Your goal: Print exactly the lines that run from the one containing "Parse this screenshot: output" to the final line of the data, both included, and print none of the pictures.

------------------------------------------------

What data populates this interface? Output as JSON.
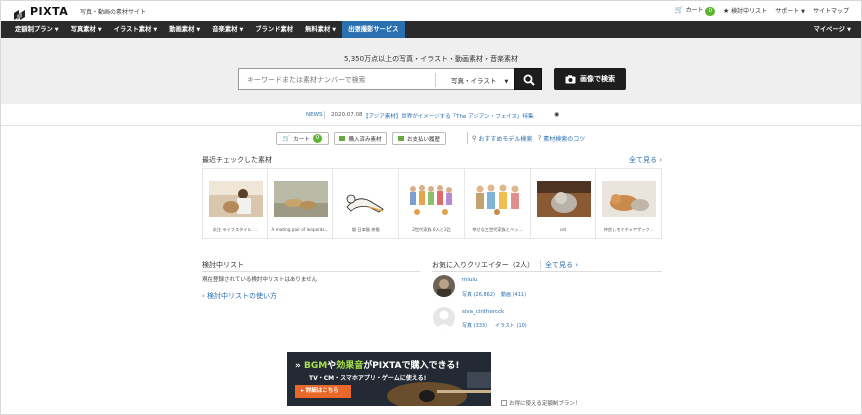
{
  "header": {
    "logo_text": "PIXTA",
    "tagline": "写真・動画の素材サイト",
    "cart_label": "カート",
    "cart_count": "0",
    "wishlist_label": "検討中リスト",
    "support_label": "サポート",
    "sitemap_label": "サイトマップ"
  },
  "nav": {
    "items": [
      {
        "label": "定額制プラン",
        "caret": true
      },
      {
        "label": "写真素材",
        "caret": true
      },
      {
        "label": "イラスト素材",
        "caret": true
      },
      {
        "label": "動画素材",
        "caret": true
      },
      {
        "label": "音楽素材",
        "caret": true
      },
      {
        "label": "ブランド素材",
        "caret": false
      },
      {
        "label": "無料素材",
        "caret": true
      },
      {
        "label": "出張撮影サービス",
        "caret": false
      }
    ],
    "mypage_label": "マイページ"
  },
  "search": {
    "caption": "5,350万点以上の写真・イラスト・動画素材・音楽素材",
    "placeholder": "キーワードまたは素材ナンバーで検索",
    "type_selected": "写真・イラスト",
    "image_search_label": "画像で検索"
  },
  "news": {
    "label": "NEWS",
    "date": "2020.07.08",
    "text": "【アジア素材】世界がイメージする「The アジアン・フェイス」特集"
  },
  "quick": {
    "cart_label": "カート",
    "cart_count": "0",
    "purchased_label": "購入済み素材",
    "payment_label": "お支払い履歴",
    "model_search_label": "おすすめモデル検索",
    "tips_label": "素材検索のコツ"
  },
  "recent": {
    "title": "最近チェックした素材",
    "view_all": "全て見る",
    "items": [
      {
        "caption": "炎注 ライフスタイル ..."
      },
      {
        "caption": "A mating pair of leopards..."
      },
      {
        "caption": "猫 日本猫 茶猫"
      },
      {
        "caption": "2世代家族 6人と2匹"
      },
      {
        "caption": "幸せな三世代家族とペッ..."
      },
      {
        "caption": "cat"
      },
      {
        "caption": "仲良しモミチャアザック..."
      }
    ]
  },
  "wishlist": {
    "title": "検討中リスト",
    "empty_text": "現在登録されている検討中リストはありません",
    "howto_link": "検討中リストの使い方"
  },
  "favorites": {
    "title": "お気に入りクリエイター（2人）",
    "view_all": "全て見る",
    "creators": [
      {
        "name": "miuiu",
        "photos": "写真 (26,862)",
        "videos": "動画 (411)"
      },
      {
        "name": "siva_cinthercck",
        "photos": "写真 (333)",
        "videos": "イラスト (10)"
      }
    ]
  },
  "banner": {
    "line1_a": "BGM",
    "line1_b": "や",
    "line1_c": "効果音",
    "line1_d": "がPIXTAで購入できる!",
    "line2": "TV・CM・スマホアプリ・ゲームに使える!",
    "button": "詳細はこちら",
    "broken_image_alt": "お得に使える定額制プラン！"
  },
  "colors": {
    "accent_blue": "#2a6fb0",
    "nav_bg": "#2b2b2b",
    "badge_green": "#5cb531",
    "banner_orange": "#e8672a"
  }
}
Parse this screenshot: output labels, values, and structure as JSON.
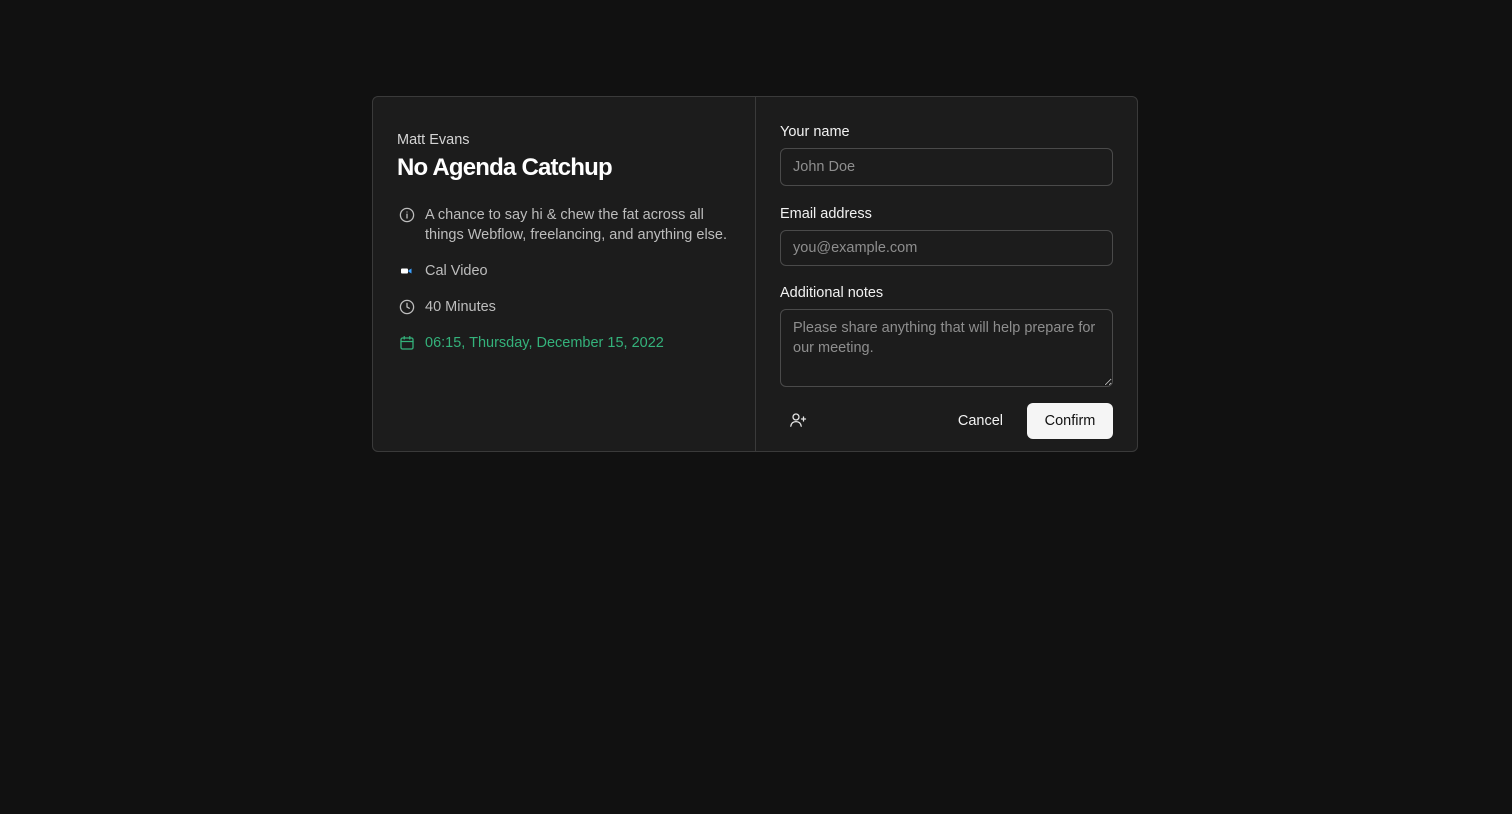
{
  "event": {
    "organizer": "Matt Evans",
    "title": "No Agenda Catchup",
    "description": "A chance to say hi & chew the fat across all things Webflow, freelancing, and anything else.",
    "location": "Cal Video",
    "duration": "40 Minutes",
    "datetime": "06:15, Thursday, December 15, 2022"
  },
  "form": {
    "name_label": "Your name",
    "name_placeholder": "John Doe",
    "name_value": "",
    "email_label": "Email address",
    "email_placeholder": "you@example.com",
    "email_value": "",
    "notes_label": "Additional notes",
    "notes_placeholder": "Please share anything that will help prepare for our meeting.",
    "notes_value": ""
  },
  "actions": {
    "add_guest_icon": "user-plus-icon",
    "cancel_label": "Cancel",
    "confirm_label": "Confirm"
  },
  "colors": {
    "background": "#111111",
    "card": "#1c1c1c",
    "accent_date": "#34b27b",
    "confirm_bg": "#f5f5f5"
  },
  "icons": {
    "description": "info-icon",
    "location": "cal-video-icon",
    "duration": "clock-icon",
    "datetime": "calendar-icon"
  }
}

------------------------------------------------

Written response:
Parse this screenshot: output labels, values, and structure as JSON.
{
  "event": {
    "organizer": "Matt Evans",
    "title": "No Agenda Catchup",
    "description": "A chance to say hi & chew the fat across all things Webflow, freelancing, and anything else.",
    "location": "Cal Video",
    "duration": "40 Minutes",
    "datetime": "06:15, Thursday, December 15, 2022"
  },
  "form": {
    "name_label": "Your name",
    "name_placeholder": "John Doe",
    "name_value": "",
    "email_label": "Email address",
    "email_placeholder": "you@example.com",
    "email_value": "",
    "notes_label": "Additional notes",
    "notes_placeholder": "Please share anything that will help prepare for our meeting.",
    "notes_value": ""
  },
  "actions": {
    "add_guest_icon": "user-plus-icon",
    "cancel_label": "Cancel",
    "confirm_label": "Confirm"
  },
  "colors": {
    "background": "#111111",
    "card": "#1c1c1c",
    "accent_date": "#34b27b",
    "confirm_bg": "#f5f5f5"
  },
  "icons": {
    "description": "info-icon",
    "location": "cal-video-icon",
    "duration": "clock-icon",
    "datetime": "calendar-icon"
  }
}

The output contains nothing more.